WHAT THE EXERCISE ASKS -
Among the lines of the records below, copy those that hold the word "credits".

INFORMATION -
***
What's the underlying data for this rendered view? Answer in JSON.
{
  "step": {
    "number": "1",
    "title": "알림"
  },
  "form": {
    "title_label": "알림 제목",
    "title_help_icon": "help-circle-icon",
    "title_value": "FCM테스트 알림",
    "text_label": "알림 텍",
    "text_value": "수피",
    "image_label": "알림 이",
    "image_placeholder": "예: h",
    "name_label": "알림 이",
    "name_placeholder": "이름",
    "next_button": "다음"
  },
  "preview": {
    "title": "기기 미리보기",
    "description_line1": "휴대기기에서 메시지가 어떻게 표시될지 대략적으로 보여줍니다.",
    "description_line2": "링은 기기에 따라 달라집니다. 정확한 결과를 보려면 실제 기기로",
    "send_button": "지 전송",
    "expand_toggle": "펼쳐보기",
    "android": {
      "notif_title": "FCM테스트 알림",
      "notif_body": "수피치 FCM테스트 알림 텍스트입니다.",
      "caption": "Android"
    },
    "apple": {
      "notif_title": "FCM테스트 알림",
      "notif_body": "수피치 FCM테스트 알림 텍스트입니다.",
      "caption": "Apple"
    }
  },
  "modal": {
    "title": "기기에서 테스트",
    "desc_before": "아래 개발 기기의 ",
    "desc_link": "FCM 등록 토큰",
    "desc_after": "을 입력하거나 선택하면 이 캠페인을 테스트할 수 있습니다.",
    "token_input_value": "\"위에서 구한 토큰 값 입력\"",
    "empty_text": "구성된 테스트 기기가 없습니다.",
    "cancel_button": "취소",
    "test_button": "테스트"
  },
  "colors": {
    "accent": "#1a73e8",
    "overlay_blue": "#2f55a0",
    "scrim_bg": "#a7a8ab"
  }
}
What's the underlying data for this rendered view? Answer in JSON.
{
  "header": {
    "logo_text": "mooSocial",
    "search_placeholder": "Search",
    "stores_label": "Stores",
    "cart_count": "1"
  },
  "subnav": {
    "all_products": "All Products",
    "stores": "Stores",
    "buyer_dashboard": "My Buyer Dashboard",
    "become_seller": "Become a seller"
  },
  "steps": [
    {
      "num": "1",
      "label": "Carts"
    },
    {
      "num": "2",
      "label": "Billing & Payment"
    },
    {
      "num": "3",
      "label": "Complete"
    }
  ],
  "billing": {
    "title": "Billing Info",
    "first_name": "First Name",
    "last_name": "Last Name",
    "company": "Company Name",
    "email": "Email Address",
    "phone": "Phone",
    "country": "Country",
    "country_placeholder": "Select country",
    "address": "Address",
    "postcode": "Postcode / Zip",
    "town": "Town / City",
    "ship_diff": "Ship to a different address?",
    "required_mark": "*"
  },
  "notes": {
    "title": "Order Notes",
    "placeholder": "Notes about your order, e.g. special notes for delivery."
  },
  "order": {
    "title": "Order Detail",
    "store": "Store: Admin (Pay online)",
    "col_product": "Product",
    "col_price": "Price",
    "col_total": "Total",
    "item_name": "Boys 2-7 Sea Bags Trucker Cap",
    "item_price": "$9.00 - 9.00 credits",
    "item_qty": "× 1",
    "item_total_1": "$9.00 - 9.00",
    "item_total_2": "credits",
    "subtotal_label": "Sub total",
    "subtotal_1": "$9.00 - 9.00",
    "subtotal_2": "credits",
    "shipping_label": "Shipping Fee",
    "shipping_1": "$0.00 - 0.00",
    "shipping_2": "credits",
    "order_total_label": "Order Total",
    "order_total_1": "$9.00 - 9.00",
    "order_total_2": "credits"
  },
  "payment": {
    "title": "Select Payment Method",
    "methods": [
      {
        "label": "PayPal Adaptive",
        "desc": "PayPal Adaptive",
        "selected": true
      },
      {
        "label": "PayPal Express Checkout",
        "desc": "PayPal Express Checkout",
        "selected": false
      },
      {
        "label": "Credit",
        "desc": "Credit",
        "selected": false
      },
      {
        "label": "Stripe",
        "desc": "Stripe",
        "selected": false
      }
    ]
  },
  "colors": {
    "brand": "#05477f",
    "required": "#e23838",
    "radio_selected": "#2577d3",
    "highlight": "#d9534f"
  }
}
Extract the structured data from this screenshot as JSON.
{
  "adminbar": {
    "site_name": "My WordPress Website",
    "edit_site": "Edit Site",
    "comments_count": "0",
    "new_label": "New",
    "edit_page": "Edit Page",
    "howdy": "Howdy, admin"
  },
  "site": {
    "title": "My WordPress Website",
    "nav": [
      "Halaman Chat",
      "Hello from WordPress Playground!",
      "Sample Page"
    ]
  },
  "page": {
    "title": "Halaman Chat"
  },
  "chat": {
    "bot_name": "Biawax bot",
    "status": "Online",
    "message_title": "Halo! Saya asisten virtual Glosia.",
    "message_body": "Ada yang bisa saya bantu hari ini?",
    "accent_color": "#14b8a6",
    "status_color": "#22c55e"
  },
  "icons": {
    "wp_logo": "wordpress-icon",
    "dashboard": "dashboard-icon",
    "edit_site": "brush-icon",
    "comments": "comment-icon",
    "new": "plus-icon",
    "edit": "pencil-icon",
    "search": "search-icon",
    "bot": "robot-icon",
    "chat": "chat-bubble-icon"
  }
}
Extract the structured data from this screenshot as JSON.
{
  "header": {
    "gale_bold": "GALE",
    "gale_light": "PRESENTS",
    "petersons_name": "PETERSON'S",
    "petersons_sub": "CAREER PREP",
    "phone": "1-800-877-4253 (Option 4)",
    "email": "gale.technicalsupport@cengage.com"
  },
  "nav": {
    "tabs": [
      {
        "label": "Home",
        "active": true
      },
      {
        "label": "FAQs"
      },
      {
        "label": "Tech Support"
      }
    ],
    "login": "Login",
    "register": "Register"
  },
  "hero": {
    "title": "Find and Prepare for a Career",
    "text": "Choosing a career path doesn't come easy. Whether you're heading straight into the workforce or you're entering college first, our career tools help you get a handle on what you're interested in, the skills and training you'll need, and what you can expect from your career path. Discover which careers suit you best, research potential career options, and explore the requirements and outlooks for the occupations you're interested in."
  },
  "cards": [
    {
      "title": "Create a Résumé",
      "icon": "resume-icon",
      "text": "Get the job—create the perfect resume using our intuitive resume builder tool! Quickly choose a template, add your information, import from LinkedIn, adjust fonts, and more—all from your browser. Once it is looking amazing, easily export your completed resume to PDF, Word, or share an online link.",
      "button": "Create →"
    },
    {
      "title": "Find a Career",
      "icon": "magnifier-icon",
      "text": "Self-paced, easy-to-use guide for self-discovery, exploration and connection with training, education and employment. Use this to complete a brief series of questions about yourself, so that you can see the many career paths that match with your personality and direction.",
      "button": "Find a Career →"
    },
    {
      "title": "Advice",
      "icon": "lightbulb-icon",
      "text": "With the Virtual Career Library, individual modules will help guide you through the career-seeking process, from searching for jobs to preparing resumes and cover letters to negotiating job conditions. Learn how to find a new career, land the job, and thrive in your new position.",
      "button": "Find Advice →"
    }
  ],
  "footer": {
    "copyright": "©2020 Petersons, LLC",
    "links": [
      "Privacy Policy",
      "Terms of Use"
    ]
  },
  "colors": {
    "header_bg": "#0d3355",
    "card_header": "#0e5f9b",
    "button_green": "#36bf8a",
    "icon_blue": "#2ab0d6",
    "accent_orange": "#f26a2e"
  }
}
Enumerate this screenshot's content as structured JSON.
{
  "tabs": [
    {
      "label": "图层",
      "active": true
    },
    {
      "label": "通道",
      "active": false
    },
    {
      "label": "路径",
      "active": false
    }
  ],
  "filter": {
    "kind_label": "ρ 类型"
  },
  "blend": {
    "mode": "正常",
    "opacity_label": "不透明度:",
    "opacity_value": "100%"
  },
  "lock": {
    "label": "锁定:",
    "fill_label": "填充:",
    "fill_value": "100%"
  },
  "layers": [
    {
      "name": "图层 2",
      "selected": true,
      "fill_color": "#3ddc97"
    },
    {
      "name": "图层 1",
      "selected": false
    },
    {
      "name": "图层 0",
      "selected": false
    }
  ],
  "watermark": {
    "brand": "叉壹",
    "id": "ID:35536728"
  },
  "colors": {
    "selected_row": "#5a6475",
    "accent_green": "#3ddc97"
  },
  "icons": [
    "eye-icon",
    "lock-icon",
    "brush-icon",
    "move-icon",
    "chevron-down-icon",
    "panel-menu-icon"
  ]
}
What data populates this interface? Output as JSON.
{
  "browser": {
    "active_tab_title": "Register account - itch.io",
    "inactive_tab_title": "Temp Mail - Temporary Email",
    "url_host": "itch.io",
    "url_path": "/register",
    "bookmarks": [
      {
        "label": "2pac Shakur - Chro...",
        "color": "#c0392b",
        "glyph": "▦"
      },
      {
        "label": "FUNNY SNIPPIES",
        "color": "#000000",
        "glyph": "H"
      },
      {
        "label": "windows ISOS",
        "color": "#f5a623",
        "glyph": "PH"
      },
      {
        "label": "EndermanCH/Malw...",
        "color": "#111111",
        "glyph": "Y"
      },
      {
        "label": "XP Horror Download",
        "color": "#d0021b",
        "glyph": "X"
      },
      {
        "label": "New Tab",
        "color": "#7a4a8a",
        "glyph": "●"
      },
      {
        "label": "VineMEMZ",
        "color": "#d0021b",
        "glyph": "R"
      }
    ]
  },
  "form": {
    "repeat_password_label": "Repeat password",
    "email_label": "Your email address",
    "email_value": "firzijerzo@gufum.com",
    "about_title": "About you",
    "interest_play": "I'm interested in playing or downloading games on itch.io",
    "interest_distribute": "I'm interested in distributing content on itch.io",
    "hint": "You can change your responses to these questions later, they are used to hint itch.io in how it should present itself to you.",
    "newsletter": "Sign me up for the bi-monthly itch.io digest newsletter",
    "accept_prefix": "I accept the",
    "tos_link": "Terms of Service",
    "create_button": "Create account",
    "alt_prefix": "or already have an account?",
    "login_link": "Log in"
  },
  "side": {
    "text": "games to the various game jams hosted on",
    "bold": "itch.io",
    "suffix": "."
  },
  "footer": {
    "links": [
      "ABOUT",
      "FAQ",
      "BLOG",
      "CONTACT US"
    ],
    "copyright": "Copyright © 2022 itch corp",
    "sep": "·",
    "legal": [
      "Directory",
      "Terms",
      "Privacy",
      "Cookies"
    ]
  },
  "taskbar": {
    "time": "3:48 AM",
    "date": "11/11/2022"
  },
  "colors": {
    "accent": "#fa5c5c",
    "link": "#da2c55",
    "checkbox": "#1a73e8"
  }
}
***
TASK RESULT -
    "item_price": "$9.00 - 9.00 credits",
    "item_total_2": "credits",
    "subtotal_2": "credits",
    "shipping_2": "credits",
    "order_total_2": "credits"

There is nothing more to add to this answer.